Exercise aim:
Reproduce every record exactly.

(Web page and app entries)
==================================================

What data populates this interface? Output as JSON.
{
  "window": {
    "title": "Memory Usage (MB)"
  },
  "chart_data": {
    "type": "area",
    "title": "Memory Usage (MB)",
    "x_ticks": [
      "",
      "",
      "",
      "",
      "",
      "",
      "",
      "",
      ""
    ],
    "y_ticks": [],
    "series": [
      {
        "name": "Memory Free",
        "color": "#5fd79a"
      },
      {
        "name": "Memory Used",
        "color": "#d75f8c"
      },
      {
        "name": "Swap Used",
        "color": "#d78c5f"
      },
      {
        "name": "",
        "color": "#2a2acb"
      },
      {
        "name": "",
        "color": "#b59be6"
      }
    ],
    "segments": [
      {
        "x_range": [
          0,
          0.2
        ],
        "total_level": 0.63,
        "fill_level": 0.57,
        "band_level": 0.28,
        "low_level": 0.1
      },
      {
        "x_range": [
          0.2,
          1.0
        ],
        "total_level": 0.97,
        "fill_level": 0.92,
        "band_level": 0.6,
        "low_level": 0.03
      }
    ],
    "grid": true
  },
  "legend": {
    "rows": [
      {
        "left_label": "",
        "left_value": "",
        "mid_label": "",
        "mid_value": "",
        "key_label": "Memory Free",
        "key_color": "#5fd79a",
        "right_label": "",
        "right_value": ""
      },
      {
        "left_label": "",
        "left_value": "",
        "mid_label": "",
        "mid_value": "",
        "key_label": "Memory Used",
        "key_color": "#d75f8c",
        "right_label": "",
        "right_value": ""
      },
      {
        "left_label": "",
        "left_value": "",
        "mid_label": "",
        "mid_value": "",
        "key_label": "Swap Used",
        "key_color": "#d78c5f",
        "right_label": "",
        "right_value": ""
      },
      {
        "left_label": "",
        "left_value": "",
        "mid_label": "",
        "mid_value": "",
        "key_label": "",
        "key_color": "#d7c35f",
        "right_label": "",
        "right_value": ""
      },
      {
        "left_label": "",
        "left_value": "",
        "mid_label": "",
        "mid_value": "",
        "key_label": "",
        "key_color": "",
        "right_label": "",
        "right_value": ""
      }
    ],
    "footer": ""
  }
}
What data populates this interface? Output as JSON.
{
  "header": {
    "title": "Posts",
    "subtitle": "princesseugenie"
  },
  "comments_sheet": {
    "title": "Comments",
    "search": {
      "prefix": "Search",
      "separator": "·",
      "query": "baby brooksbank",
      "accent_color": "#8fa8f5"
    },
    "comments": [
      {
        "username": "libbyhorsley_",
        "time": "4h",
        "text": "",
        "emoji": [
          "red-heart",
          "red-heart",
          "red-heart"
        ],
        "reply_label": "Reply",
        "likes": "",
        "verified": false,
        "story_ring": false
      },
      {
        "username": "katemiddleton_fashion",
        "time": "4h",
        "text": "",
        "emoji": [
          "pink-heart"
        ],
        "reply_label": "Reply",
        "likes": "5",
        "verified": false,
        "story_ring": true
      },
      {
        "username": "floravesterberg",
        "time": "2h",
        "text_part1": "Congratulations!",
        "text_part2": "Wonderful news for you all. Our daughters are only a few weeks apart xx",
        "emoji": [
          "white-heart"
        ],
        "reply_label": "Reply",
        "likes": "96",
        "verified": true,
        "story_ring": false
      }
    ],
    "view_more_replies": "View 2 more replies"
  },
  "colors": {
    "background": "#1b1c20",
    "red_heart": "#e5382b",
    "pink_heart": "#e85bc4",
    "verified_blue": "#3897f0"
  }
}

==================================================

The answer:
What data populates this interface? Output as JSON.
{
  "window": {
    "title": "Memory Usage (MB)"
  },
  "chart_data": {
    "type": "area",
    "title": "Memory Usage (MB)",
    "x_ticks": [
      "",
      "",
      "",
      "",
      "",
      "",
      "",
      "",
      ""
    ],
    "y_ticks": [],
    "series": [
      {
        "name": "Memory Free",
        "color": "#5fd79a"
      },
      {
        "name": "Memory Used",
        "color": "#d75f8c"
      },
      {
        "name": "Swap Used",
        "color": "#d78c5f"
      },
      {
        "name": "",
        "color": "#2a2acb"
      },
      {
        "name": "",
        "color": "#b59be6"
      }
    ],
    "segments": [
      {
        "x_range": [
          0,
          0.2
        ],
        "total_level": 0.63,
        "fill_level": 0.57,
        "band_level": 0.28,
        "low_level": 0.1
      },
      {
        "x_range": [
          0.2,
          1.0
        ],
        "total_level": 0.97,
        "fill_level": 0.92,
        "band_level": 0.6,
        "low_level": 0.03
      }
    ],
    "grid": true
  },
  "legend": {
    "rows": [
      {
        "left_label": "",
        "left_value": "",
        "mid_label": "",
        "mid_value": "",
        "key_label": "Memory Free",
        "key_color": "#5fd79a",
        "right_label": "",
        "right_value": ""
      },
      {
        "left_label": "",
        "left_value": "",
        "mid_label": "",
        "mid_value": "",
        "key_label": "Memory Used",
        "key_color": "#d75f8c",
        "right_label": "",
        "right_value": ""
      },
      {
        "left_label": "",
        "left_value": "",
        "mid_label": "",
        "mid_value": "",
        "key_label": "Swap Used",
        "key_color": "#d78c5f",
        "right_label": "",
        "right_value": ""
      },
      {
        "left_label": "",
        "left_value": "",
        "mid_label": "",
        "mid_value": "",
        "key_label": "",
        "key_color": "#d7c35f",
        "right_label": "",
        "right_value": ""
      },
      {
        "left_label": "",
        "left_value": "",
        "mid_label": "",
        "mid_value": "",
        "key_label": "",
        "key_color": "",
        "right_label": "",
        "right_value": ""
      }
    ],
    "footer": ""
  }
}
What data populates this interface? Output as JSON.
{
  "header": {
    "title": "Posts",
    "subtitle": "princesseugenie"
  },
  "comments_sheet": {
    "title": "Comments",
    "search": {
      "prefix": "Search",
      "separator": "·",
      "query": "baby brooksbank",
      "accent_color": "#8fa8f5"
    },
    "comments": [
      {
        "username": "libbyhorsley_",
        "time": "4h",
        "text": "",
        "emoji": [
          "red-heart",
          "red-heart",
          "red-heart"
        ],
        "reply_label": "Reply",
        "likes": "",
        "verified": false,
        "story_ring": false
      },
      {
        "username": "katemiddleton_fashion",
        "time": "4h",
        "text": "",
        "emoji": [
          "pink-heart"
        ],
        "reply_label": "Reply",
        "likes": "5",
        "verified": false,
        "story_ring": true
      },
      {
        "username": "floravesterberg",
        "time": "2h",
        "text_part1": "Congratulations!",
        "text_part2": "Wonderful news for you all. Our daughters are only a few weeks apart xx",
        "emoji": [
          "white-heart"
        ],
        "reply_label": "Reply",
        "likes": "96",
        "verified": true,
        "story_ring": false
      }
    ],
    "view_more_replies": "View 2 more replies"
  },
  "colors": {
    "background": "#1b1c20",
    "red_heart": "#e5382b",
    "pink_heart": "#e85bc4",
    "verified_blue": "#3897f0"
  }
}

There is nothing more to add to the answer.